- **THE PROBLEM**:
Your task is to filter the data below down to the lines holding "JSON".

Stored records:
* * *

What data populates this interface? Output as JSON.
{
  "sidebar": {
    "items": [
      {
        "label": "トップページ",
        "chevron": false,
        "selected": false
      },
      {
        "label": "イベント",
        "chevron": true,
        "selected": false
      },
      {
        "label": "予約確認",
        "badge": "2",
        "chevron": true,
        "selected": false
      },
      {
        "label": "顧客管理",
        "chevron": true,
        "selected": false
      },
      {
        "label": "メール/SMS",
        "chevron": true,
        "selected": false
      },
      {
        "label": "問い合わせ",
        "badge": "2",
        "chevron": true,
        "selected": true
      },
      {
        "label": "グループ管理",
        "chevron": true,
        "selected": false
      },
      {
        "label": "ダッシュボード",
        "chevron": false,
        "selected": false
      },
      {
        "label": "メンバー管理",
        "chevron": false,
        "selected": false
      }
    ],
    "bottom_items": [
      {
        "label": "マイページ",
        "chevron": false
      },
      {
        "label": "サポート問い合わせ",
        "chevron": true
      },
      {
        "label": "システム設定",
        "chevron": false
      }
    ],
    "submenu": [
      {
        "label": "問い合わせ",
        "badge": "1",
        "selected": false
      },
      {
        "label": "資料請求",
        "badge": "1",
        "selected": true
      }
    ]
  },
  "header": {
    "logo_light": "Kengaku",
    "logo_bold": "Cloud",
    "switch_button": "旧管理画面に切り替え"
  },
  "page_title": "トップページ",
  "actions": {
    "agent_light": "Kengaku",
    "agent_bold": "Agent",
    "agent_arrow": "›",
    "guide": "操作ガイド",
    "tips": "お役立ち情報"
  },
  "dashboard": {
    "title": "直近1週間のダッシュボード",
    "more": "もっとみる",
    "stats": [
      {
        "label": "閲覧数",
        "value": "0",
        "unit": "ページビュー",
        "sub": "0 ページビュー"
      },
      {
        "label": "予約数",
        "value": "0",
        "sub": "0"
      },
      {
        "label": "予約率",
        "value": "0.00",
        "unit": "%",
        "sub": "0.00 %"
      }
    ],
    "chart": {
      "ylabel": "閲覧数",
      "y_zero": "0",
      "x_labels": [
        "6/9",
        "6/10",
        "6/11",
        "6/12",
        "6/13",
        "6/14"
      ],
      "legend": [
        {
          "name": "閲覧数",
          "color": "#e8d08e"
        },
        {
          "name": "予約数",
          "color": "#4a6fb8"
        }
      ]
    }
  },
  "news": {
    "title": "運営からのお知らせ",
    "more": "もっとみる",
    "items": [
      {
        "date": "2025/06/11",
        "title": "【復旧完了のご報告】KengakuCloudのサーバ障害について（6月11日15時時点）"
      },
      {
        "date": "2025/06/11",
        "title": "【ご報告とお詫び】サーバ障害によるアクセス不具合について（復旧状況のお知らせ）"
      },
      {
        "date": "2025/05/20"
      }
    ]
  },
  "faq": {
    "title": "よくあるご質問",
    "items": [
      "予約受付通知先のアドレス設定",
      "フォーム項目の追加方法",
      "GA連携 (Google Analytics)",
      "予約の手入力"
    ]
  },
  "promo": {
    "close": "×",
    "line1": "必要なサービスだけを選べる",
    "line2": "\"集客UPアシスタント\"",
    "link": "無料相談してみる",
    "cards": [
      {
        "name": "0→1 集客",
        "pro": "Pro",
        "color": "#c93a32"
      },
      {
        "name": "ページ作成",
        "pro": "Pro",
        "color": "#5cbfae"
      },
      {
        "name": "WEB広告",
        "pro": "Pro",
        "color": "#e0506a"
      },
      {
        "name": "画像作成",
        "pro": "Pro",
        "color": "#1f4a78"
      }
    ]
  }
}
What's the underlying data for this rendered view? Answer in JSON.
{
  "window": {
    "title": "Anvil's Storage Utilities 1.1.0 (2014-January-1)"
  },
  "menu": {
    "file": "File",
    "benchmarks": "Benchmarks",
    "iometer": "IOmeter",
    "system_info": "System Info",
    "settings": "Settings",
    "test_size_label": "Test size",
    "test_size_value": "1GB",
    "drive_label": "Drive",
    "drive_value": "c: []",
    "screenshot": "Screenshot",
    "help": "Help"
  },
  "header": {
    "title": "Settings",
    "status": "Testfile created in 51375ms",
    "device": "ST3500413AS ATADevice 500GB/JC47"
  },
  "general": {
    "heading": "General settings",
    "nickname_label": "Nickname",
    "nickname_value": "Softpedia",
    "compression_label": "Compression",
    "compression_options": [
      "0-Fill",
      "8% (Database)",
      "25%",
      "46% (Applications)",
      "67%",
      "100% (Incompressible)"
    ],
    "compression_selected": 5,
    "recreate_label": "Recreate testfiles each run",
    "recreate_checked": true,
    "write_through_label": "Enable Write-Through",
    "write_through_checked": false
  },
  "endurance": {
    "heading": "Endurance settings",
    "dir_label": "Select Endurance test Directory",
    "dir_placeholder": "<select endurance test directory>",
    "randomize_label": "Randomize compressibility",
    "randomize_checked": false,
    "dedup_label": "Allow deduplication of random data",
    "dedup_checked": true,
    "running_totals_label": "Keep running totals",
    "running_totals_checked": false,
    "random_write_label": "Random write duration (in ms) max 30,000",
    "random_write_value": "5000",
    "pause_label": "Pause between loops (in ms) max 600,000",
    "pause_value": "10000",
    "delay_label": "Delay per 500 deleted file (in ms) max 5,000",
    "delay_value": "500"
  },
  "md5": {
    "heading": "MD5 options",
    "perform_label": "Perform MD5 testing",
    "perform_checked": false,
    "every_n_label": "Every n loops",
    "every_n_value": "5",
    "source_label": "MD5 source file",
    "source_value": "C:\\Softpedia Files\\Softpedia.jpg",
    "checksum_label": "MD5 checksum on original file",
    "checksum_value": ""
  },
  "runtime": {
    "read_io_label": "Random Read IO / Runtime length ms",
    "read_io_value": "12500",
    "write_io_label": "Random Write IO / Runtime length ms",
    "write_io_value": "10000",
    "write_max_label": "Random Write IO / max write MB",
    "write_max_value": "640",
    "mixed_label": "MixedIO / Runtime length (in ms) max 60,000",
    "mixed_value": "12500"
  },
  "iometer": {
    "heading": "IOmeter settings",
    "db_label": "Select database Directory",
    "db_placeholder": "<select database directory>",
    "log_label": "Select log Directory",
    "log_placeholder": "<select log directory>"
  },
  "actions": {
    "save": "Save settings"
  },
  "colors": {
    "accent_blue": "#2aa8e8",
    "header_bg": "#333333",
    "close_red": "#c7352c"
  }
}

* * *

- **RESULT OF THE EXERCISE**:
What data populates this interface? Output as JSON.
What's the underlying data for this rendered view? Answer in JSON.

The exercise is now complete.